Distilled to its purest essence as ‘multiple meanings’ on their social media outlets, Felte Records refuses to be constrained as an easily digestible label. Founder Jeff Owens started his roster in 2012 and has since blossomed to include over three dozen distinct artists from around the globe. Growing up in the Dallas metropolitan area in a suburb called Garland, TX, Owens’ employment with Ghostly International’s label in Ann Arbor, MI and Brooklyn, NY, meant delicately balancing the label’s full time employment with his burgeoning roster after his day job and well into the night. Yet another move to the west coast has since prompted him to settle his roots in Los Angeles, which he says couldn’t have come at a more fruitful time. “A lot of the roster is west coast-based at this point”, he mentions. “I got lucky in the sense that that’s when a lot of people were starting to move [to Los Angeles]. I had a few west coast signings before I moved out here, but if you look at the history of the signings' early days, it was Brooklyn and Australian bands.” Acts like PVT and Standish/Carlyon, based out of Sydney and Melbourne respectively, were marked as early 2013 additions but ultimately were hard to cultivate in the states in terms of the physical proximity of the band members and the challenge of getting bands over to tour in support of their releases. More recent west coast signings include his label’s relationship with Pascal Stevenson (a member of Sub Pop act Moaning) in his latest project, Fashion Club, post punk band Gold Cage and dark synth act Sextile, whose synth and guitar player Eddie Wuebben sadly passed away in 2019.


In wake of the pandemic and the cancellation of Felte’s official showcase during SXSW, Owens still proceeded with the release of his 2020 slated albums, many of which garnered attention from the press with high esteem including raw sounds from art-punk band Ganser’s Just Look at That Sky, Mexico-city based duo Mint Field’s Sentimiento Mundial and electronic atmospherics by way of Public Memory’s Ripped Apparition. The general upheaval of the world also allowed more downtime for listeners to consume albums in their entirety at home instead of the usual hustle and bustle of our social climate. “I think fans became a little bit more educated on the fact that streaming doesn't pay well, unless you were, you know, one of the top 500 or whatever [artists]. People started investing in downloads and buying records, CDs and cassettes direct from artists and labels”, Owens speculates, yet another indication that art and media are what many of us have relied on to get us through these difficult and anxiety-provoking times.

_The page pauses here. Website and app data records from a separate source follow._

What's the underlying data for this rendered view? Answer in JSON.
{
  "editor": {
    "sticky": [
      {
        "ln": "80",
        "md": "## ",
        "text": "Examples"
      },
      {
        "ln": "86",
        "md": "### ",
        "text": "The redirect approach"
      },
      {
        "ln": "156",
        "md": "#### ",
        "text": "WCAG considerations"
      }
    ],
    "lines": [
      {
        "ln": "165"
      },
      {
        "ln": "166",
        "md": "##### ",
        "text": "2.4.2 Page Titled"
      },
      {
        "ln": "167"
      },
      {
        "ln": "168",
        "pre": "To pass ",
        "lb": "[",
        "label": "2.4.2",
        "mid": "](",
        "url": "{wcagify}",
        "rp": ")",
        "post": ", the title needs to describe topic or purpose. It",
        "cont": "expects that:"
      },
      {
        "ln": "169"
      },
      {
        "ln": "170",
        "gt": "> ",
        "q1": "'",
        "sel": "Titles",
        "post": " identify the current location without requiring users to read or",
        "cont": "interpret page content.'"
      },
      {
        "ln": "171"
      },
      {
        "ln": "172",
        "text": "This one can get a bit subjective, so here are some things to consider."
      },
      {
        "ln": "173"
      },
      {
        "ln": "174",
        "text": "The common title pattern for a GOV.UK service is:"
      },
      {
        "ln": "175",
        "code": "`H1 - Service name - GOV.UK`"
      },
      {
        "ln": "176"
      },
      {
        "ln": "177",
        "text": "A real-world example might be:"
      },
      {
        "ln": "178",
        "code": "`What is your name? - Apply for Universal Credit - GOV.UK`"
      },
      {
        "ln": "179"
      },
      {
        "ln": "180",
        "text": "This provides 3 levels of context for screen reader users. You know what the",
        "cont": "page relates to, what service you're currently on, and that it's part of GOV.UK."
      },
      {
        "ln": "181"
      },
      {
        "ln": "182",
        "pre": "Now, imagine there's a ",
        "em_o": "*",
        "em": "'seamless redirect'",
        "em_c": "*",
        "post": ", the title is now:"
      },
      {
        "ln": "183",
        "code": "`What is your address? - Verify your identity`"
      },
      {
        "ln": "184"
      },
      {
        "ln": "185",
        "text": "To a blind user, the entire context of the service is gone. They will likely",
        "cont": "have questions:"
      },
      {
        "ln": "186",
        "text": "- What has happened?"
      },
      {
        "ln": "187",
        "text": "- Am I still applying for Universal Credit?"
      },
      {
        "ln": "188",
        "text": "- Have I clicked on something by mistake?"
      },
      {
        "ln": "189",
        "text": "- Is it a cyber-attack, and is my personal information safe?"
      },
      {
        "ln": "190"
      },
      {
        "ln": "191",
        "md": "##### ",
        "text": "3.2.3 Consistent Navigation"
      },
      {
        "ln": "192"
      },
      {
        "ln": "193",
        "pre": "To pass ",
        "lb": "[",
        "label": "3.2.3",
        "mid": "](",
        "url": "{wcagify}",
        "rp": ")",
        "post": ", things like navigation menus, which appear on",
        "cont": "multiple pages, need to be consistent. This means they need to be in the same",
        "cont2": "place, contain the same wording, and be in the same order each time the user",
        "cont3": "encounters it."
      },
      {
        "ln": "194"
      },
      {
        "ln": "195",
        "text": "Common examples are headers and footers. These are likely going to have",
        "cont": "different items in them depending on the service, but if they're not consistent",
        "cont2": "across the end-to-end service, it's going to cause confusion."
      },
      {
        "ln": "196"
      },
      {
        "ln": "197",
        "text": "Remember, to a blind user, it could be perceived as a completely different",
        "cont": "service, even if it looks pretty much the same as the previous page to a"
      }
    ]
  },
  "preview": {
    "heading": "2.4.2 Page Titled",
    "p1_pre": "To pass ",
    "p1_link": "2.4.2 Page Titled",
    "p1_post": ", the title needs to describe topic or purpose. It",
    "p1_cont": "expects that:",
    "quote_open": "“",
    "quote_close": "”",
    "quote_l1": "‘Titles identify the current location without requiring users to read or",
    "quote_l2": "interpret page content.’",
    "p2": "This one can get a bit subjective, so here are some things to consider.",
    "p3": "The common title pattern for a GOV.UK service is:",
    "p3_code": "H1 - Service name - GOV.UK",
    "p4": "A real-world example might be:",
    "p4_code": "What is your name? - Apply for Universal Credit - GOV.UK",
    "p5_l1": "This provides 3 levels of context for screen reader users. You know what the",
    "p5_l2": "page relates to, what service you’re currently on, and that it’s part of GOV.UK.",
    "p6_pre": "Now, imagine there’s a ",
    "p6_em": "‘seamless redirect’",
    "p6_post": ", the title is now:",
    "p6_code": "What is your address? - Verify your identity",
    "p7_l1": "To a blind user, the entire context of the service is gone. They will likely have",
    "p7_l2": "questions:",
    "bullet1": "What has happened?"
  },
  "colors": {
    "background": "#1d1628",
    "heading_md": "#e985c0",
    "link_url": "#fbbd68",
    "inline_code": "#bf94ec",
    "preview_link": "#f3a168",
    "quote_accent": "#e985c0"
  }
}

The murder of George Floyd on May 25th sparked the uprise and a call for funds through social media outlets. Donating to local and national non-profits, Felte Records has continued this monthly ritual since the summer of 2020. “Our idea was more like, ‘let’s spread it out every month and do a modest donation, but don’t stop after three or four months”, he states. “My takeaway is we can’t stop doing it just because it made us feel good, or it just being in the moment, and try to think about it long term.” Choosing non-profits on his own and collaboratively with his bands in conjunction with their album release or repress, they’ve since donated to LA Can to help in affordable housing and homelessness, Georgia STAND-UP, an organization spreading education concerning labor unions and economic development issues, and the Ruth Ellis Center who provide services and programs that support LGBTQ youth and young adults.


Cultivating a growing roster of acts is akin to growing together as a family, often with one act’s interchangable strengths having an umbrella-like effect over the rest of the artists. “You gotta love it, you gotta love the bands too, because some bands require more time than others”, states Owens. “Whether that's talking on the phone, texting or getting them more organized. You have to be really ready to invest your time and energy into the projects.” Including upcoming releases by Mission to the Sun, Ashley Shadow and Deserta out later this spring and summer and more records to be announced later on this year, Felte Records shows no sign of slowing down anytime soon. With nearly a decade of experience regarding the ins and outs of running a label, Owens reminds us that a committed and determined mindset is absolutely key. “Ultimately in this era of being a small indie label, patience and perseverance is pretty crucial”, says Owens. “In my case, I feel like it's just been more of a steady growth. I don't have that "big" record that everybody is talking about, but I do have records that are continually growing and creating the story for the individual projects and the label as a whole.”


You can keep up to date with Felte Records through their Bandcamp, Twitter, Instagram and Facebook pages.


felte records interview rebel noise